The Real Wealth of the Mackenzie Region: Assessing the Natural Capital Values of a Northern Boreal...
The non-market value of the watershed, assessed as the potential value of 17 ecosystem services produced by the region, is estimated at $570.6 billion per year, an average of $3,426 per hectare - about 14 times the market value.
Anielski, Mark and Wilson, Sara. (2010). The Real Wealth of the Mackenzie Region: Assessing the Natural Capital Values of a Northern Boreal Ecosystem. Ottawa, Ontario: Canadian Boreal Institute.
The Canadian Boreal Initiative (CBI) has commissioned this study to help decision makers — federal, territorial, provincial and First Nations governments — make informed stewardship decisions that balance broader ecosystem and cultural values with sustainable economic growth. The study’s primary goal was to construct a natural capital account for the Mackenzie watershed, including a total economic valuation of the market and non-market benefits

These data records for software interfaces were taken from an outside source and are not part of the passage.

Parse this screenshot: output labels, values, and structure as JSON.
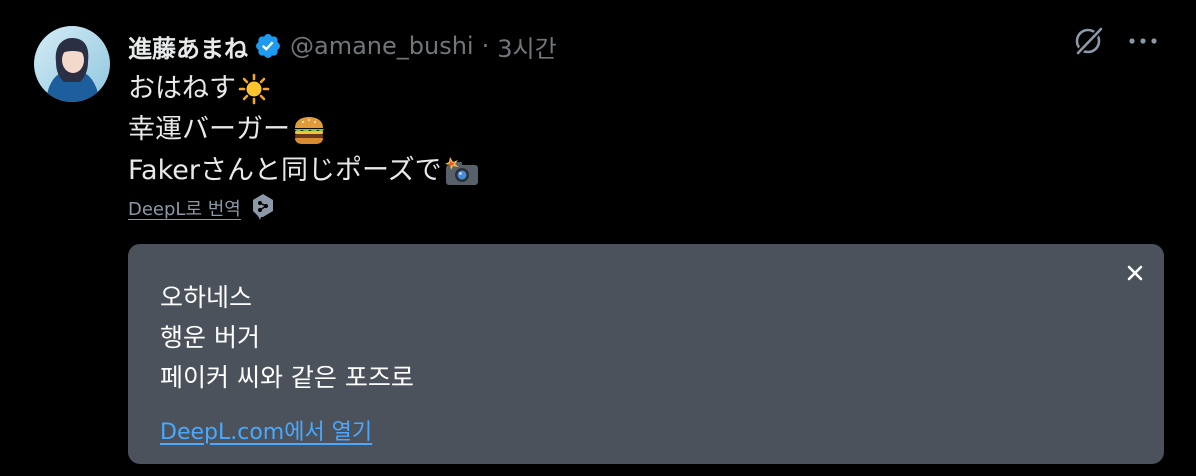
{
  "tweet": {
    "display_name": "進藤あまね",
    "handle": "@amane_bushi",
    "separator": "·",
    "time": "3시간",
    "lines": [
      "おはねす",
      "幸運バーガー",
      "Fakerさんと同じポーズで"
    ],
    "line_emojis": [
      "sun-emoji",
      "burger-emoji",
      "camera-flash-emoji"
    ],
    "translate_link": "DeepL로 번역"
  },
  "translation": {
    "lines": [
      "오하네스",
      "행운 버거",
      "페이커 씨와 같은 포즈로"
    ],
    "open_link": "DeepL.com에서 열기"
  },
  "colors": {
    "background": "#000000",
    "text_primary": "#e7e9ea",
    "text_secondary": "#71767b",
    "verified_blue": "#1d9bf0",
    "card_bg": "#4b525b",
    "link_blue": "#4aa8ff"
  }
}
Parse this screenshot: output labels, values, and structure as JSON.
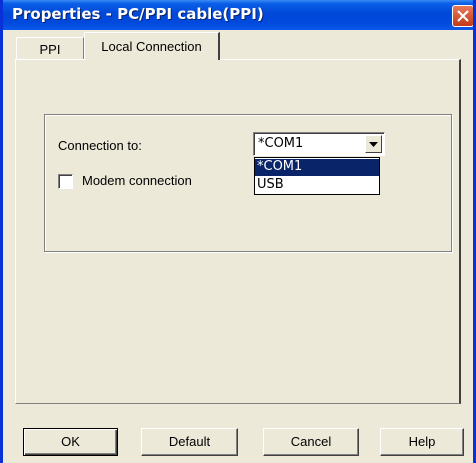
{
  "window": {
    "title": "Properties - PC/PPI cable(PPI)"
  },
  "tabs": [
    {
      "label": "PPI"
    },
    {
      "label": "Local Connection"
    }
  ],
  "connection": {
    "label": "Connection to:",
    "selected": "*COM1",
    "options": [
      "*COM1",
      "USB"
    ]
  },
  "modem": {
    "label": "Modem connection",
    "checked": false
  },
  "buttons": {
    "ok": "OK",
    "default": "Default",
    "cancel": "Cancel",
    "help": "Help"
  }
}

of the watershed’s natural capital.
The study shows the importance and real socio-cultural-economic value of conserving natural capital, and balancing sustainable development with protecting intact ecosystems for future regional and national benefits. (p 2)
The market value of the Mackenzie watershed, assessed as the region’s GDP, is estimated at $41.9 billion per year, an average of $245 per hectare.
• The non-market value of the watershed, assessed as the potential value of 17 ecosystem services produced by the region, is estimated at $570.6 billion per year, an average of $3,426 per hectare.
• The ecological goods and services provided by nature (e.g., carbon storage, water filtration, water supply) in the Mackenzie contribute over 13.5 times more societal economic value than the GDP generated by natural capital extraction industries. This evaluation is not intended to undervalue the resource potential, but rather to temper its value in a broader sustainability context.
• The industrial footprint in the region covers 25.6 million hectares and the estimated cost of natural capital degradation from development is likely to be in the billions of dollars. This does not suggest that natural capital extraction should cease, but rather that there be a more prudent approach to future natural capital stewardship, so that valuable ecosystem services can be main- tained while meeting human needs and economic development objectives.
• The carbon stored by forests, peatlands, wetlands and tundra are valued at an estimated $339 billion in 2005, or 60 percent of the total estimated non-market value of ecosystem services.